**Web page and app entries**
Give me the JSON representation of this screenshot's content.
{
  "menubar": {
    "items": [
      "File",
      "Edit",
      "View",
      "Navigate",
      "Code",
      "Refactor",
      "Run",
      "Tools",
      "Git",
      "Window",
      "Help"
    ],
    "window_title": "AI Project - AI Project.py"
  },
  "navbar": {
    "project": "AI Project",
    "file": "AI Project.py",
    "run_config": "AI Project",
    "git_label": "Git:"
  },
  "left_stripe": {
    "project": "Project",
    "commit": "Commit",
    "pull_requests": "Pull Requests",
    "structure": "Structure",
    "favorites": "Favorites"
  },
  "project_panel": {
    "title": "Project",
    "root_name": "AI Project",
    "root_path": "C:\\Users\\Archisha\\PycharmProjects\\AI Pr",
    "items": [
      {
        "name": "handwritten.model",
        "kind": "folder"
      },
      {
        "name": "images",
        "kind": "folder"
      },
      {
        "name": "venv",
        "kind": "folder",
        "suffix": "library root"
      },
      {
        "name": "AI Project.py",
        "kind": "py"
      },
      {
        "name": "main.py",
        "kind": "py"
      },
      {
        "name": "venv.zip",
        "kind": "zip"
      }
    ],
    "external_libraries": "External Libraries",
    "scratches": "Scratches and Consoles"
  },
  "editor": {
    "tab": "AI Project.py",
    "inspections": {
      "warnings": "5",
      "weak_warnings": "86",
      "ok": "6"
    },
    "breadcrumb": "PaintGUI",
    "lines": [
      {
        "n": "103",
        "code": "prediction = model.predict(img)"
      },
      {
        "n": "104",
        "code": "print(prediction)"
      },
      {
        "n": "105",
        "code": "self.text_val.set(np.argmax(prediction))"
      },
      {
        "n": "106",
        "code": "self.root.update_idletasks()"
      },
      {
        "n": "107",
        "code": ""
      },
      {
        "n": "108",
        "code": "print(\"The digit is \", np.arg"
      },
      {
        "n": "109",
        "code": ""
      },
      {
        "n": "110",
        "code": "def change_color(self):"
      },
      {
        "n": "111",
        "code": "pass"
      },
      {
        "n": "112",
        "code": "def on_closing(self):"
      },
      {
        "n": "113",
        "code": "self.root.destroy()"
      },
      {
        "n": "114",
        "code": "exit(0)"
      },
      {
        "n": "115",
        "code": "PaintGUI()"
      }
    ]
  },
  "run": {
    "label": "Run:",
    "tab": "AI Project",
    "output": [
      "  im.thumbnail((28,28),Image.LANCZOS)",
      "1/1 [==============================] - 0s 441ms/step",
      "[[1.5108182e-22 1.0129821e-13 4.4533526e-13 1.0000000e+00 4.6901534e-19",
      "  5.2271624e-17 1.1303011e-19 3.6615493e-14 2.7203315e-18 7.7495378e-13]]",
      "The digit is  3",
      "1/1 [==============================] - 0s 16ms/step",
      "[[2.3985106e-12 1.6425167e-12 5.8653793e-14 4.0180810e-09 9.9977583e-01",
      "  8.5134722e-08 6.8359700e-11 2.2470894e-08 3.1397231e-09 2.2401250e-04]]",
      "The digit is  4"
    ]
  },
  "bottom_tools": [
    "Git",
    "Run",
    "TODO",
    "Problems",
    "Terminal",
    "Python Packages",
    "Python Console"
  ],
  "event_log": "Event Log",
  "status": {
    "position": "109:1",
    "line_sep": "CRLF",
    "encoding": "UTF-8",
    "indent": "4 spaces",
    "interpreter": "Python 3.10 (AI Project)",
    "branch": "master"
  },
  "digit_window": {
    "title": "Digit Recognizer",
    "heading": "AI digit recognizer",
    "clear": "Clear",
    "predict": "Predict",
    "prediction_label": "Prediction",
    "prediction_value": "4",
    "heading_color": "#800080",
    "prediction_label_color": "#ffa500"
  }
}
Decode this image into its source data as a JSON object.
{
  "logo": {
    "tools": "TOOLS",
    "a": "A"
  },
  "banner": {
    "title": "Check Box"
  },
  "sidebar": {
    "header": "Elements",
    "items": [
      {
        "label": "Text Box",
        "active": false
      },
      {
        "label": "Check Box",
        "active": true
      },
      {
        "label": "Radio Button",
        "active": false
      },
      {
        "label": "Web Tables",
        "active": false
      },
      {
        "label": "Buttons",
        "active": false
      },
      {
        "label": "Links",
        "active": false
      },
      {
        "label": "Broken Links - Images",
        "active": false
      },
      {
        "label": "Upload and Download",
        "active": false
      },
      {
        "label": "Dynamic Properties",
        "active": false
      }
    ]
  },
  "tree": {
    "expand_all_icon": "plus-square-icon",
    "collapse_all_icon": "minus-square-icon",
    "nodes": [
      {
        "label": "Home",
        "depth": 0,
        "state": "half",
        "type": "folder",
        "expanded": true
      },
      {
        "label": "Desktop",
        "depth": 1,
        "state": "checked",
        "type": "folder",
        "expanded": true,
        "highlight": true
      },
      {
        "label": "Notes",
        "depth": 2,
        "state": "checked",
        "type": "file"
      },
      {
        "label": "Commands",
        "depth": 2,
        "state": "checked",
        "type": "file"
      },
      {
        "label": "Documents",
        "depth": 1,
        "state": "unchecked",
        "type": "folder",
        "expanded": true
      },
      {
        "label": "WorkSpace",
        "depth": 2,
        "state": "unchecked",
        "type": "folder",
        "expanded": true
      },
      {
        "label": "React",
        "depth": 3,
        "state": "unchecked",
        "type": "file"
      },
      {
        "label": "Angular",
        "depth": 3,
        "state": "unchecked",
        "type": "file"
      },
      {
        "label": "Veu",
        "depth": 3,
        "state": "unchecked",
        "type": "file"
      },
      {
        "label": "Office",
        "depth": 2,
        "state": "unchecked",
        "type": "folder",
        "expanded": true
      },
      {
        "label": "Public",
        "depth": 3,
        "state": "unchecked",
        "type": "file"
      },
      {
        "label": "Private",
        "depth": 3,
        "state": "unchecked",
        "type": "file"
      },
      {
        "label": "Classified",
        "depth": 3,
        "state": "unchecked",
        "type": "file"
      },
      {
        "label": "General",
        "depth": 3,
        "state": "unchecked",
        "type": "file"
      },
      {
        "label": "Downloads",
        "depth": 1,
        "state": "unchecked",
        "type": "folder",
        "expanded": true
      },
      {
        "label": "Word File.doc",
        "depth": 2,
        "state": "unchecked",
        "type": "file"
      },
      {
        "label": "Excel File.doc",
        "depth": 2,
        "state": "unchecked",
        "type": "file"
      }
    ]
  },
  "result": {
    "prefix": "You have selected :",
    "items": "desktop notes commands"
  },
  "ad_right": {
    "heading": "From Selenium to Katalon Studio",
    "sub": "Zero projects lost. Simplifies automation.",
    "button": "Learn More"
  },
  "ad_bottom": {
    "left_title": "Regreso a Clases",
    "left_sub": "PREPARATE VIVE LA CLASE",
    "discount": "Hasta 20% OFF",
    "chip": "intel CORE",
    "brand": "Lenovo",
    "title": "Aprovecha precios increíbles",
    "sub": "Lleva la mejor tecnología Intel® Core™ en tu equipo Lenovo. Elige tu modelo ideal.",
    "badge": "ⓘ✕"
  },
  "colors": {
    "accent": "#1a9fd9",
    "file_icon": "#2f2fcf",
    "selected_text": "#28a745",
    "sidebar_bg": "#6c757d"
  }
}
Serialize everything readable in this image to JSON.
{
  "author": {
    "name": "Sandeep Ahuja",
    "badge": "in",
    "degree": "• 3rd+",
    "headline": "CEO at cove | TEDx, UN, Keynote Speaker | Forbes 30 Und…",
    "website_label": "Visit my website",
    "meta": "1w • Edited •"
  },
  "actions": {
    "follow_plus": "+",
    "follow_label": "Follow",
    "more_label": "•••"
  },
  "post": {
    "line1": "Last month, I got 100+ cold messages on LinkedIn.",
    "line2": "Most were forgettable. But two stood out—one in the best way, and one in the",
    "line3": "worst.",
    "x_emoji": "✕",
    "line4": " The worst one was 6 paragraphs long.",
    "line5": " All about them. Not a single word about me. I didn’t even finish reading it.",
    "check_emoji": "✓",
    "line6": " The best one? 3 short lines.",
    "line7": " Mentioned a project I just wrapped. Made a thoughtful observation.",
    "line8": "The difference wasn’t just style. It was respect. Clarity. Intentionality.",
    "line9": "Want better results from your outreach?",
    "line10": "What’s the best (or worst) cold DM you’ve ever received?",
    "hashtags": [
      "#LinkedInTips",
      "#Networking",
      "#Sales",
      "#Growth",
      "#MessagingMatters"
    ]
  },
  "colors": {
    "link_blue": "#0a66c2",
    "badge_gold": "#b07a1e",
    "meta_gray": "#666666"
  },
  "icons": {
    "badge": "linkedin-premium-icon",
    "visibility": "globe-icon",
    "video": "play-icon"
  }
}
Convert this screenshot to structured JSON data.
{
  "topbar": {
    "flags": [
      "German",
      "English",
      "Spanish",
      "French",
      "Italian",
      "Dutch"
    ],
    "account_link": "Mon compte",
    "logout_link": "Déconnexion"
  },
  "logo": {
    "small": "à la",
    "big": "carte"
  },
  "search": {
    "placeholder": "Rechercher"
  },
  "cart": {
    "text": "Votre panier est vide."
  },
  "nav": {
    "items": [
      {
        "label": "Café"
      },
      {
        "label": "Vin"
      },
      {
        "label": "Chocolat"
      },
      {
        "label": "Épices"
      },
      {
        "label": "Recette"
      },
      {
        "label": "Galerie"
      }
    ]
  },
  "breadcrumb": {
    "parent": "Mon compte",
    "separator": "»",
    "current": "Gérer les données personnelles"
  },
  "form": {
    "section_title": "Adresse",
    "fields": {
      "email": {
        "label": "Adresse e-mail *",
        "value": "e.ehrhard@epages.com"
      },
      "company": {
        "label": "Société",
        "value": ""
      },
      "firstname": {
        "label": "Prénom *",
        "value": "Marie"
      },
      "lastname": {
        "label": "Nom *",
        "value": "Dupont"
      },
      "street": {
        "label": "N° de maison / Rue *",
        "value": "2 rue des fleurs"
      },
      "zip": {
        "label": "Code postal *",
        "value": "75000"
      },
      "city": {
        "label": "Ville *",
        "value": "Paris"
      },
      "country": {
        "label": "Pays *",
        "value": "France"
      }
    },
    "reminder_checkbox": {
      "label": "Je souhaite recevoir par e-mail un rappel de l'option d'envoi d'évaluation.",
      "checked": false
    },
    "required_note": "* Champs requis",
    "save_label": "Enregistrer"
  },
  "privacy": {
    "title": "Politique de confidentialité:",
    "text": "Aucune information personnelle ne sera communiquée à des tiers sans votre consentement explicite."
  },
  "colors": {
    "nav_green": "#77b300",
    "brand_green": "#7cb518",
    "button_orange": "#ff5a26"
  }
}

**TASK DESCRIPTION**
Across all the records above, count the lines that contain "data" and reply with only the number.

**ANSWER SECTION**
2